Financial planning and aspects within financial planning are sometimes called retirement planning, personal financial planning, family financial planning, education planning, tax planning, estate planning and wealth planning. We answer the question, “what is financial planning?“, elsewhere.
Investment Portfolio Management
Financial advisors often take on the responsibility of managing the investment portfolio of their clients. Some clients are very “hands on”, and want to participate in the investment decisions, and some are very “hands off”, and prefer to leave those decisions to their advisor.
Very little happens in the financial world that doesn’t involve taxes and planning for taxes. Though a tax accountant will be needed to do the actual tax work, a financial advisor with knowledge in tax law, such as those who carry a CPA designation, offers a great advantage to their clients.

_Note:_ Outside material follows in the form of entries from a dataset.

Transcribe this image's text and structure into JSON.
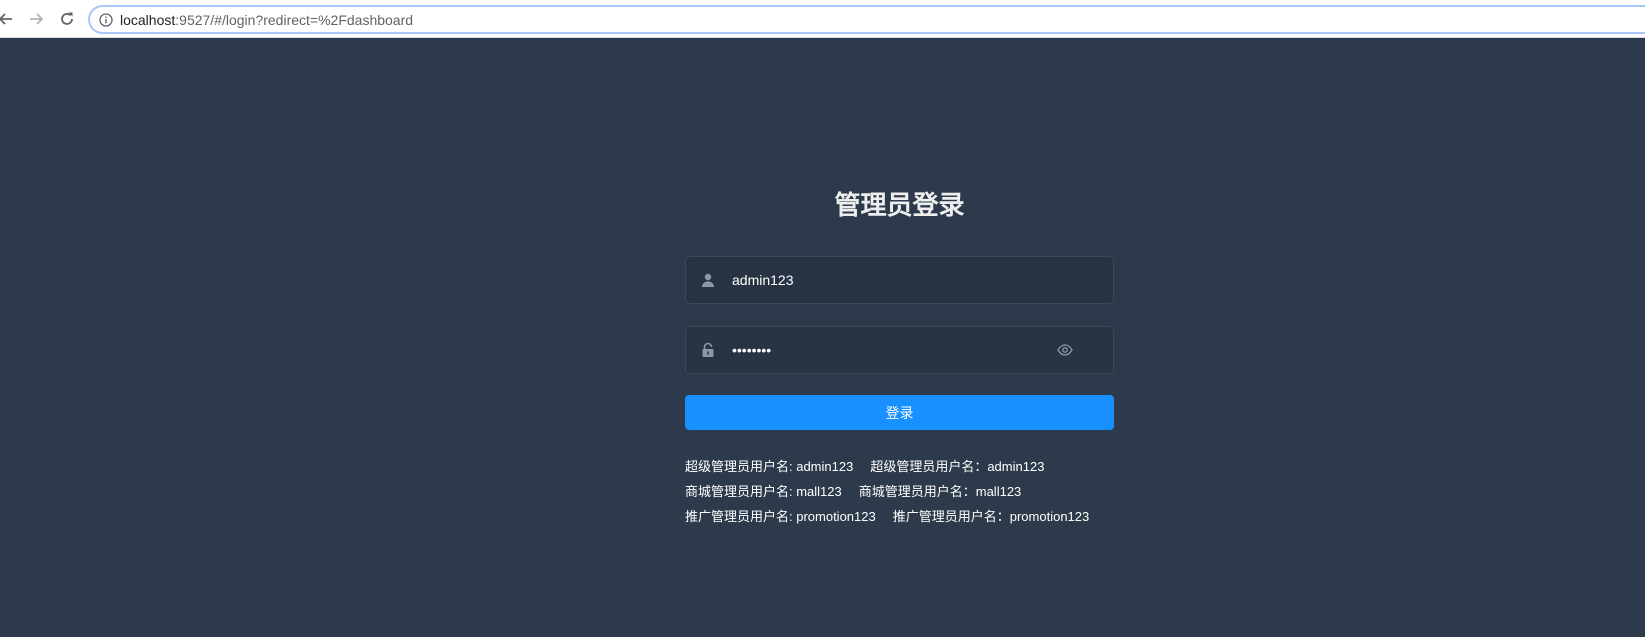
{
  "browser": {
    "url_host": "localhost",
    "url_rest": ":9527/#/login?redirect=%2Fdashboard"
  },
  "login": {
    "title": "管理员登录",
    "username_value": "admin123",
    "password_value": "••••••••",
    "submit_label": "登录"
  },
  "tips": [
    {
      "left": "超级管理员用户名: admin123",
      "right": "超级管理员用户名：admin123"
    },
    {
      "left": "商城管理员用户名: mall123",
      "right": "商城管理员用户名：mall123"
    },
    {
      "left": "推广管理员用户名: promotion123",
      "right": "推广管理员用户名：promotion123"
    }
  ],
  "icons": {
    "back": "arrow-left-icon",
    "forward": "arrow-right-icon",
    "reload": "reload-icon",
    "info": "info-icon",
    "user": "user-icon",
    "lock": "lock-icon",
    "eye": "eye-icon"
  },
  "colors": {
    "background": "#2d3a4b",
    "primary": "#1890ff",
    "title": "#eeeeee"
  }
}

For example, a person might only see their tax accountant once per year, and this may even occur after the tax year has ended. The tax accountant won’t have the full vision into the financial and personal life, the needs and goals of the client that a financial advisor will have. They may not be in a position to offer tax advice that fits best with the overall picture of the client’s life, and they may be limited from a timing perspective in what can be done due to the infrequency of contact.
Estate planning encompasses the creation of and accumulation of wealth, its conservation and eventual distribution to the beneficiaries of the estate. A competent financial advisor will have extensive knowledge of estate planning and can often refer clients to qualified attorneys who specialize in estate planning.

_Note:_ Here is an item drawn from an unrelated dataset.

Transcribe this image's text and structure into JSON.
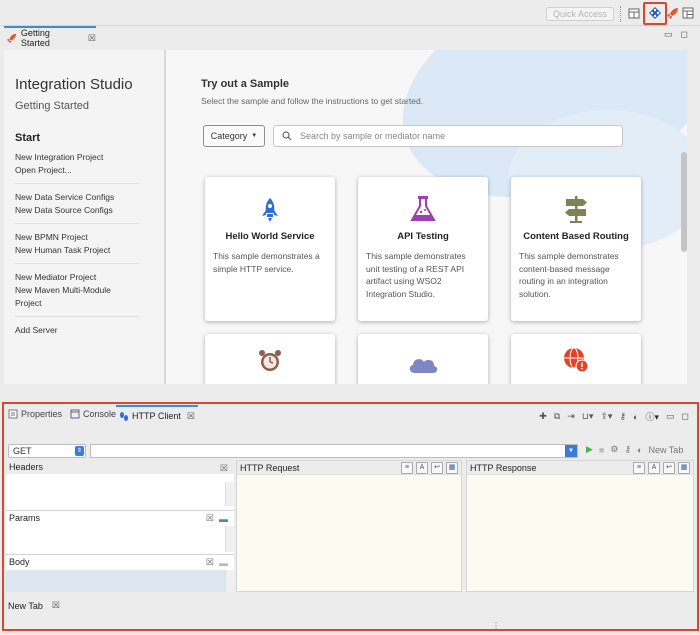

Cash Flow and Liability Management
The cornerstone of financial planning is that of good cash flow management. Cash must be present to meet financial obligations throughout life as they happen, whether for the normal cost of living, or for the occasional expenses of weddings, education of children, purchasing a home and, eventually, providing for retirement. Managing liabilities is also part of good cash flow management. Extensive coverage of cash flows is an integral part of a comprehensive financial plan.

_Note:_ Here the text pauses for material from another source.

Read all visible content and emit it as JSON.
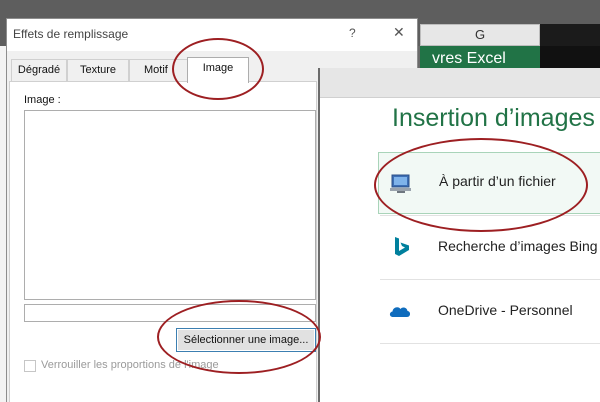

Insurance and Risk Mitigation
Good financial planning is not complete without considering and accounting for the many risk we face in life, such as an early death or disability, or a unexpected loss of property or other assets. A competent financial advisor will be able to develop strategies to best mitigate the risk you face in life, customized to your situation. The advisor will be licensed to provide suitable products to meet these needs.
How is a Financial Advisor Compensated?
Financial Advisors and financial planners can be compensated in a number of ways. For the most independent and unbiased advice, seek an advisor who is also a Registered Financial Advisor (RIA) and, as such, is held to a much higher fiduciary standard in all aspects of financial services. Seek an advisor who is not compensated by commissions, but rather as a percentage of assets under management.
Some ways that financial advisors can be compensated:
- An hourly fee for advisory services.
- A flat fee, such as for an annual portfolio review or a financial plan.
- A commission on the securities bought or sold.
- A commission (sometimes called a “load”) based on the amount invested in a mutual fund or variable annuity.
- A “mark-up” when one buys “house” products (such as bonds that the broker holds in inventory), or a “mark-down” when they are sold.
- A fee for assets under management, such as 1% to 2% annually of assets managed.
We hope you better understand the role of the financial advisor. Finding a good one is another matter. In another article, we discuss how to choose a financial advisor.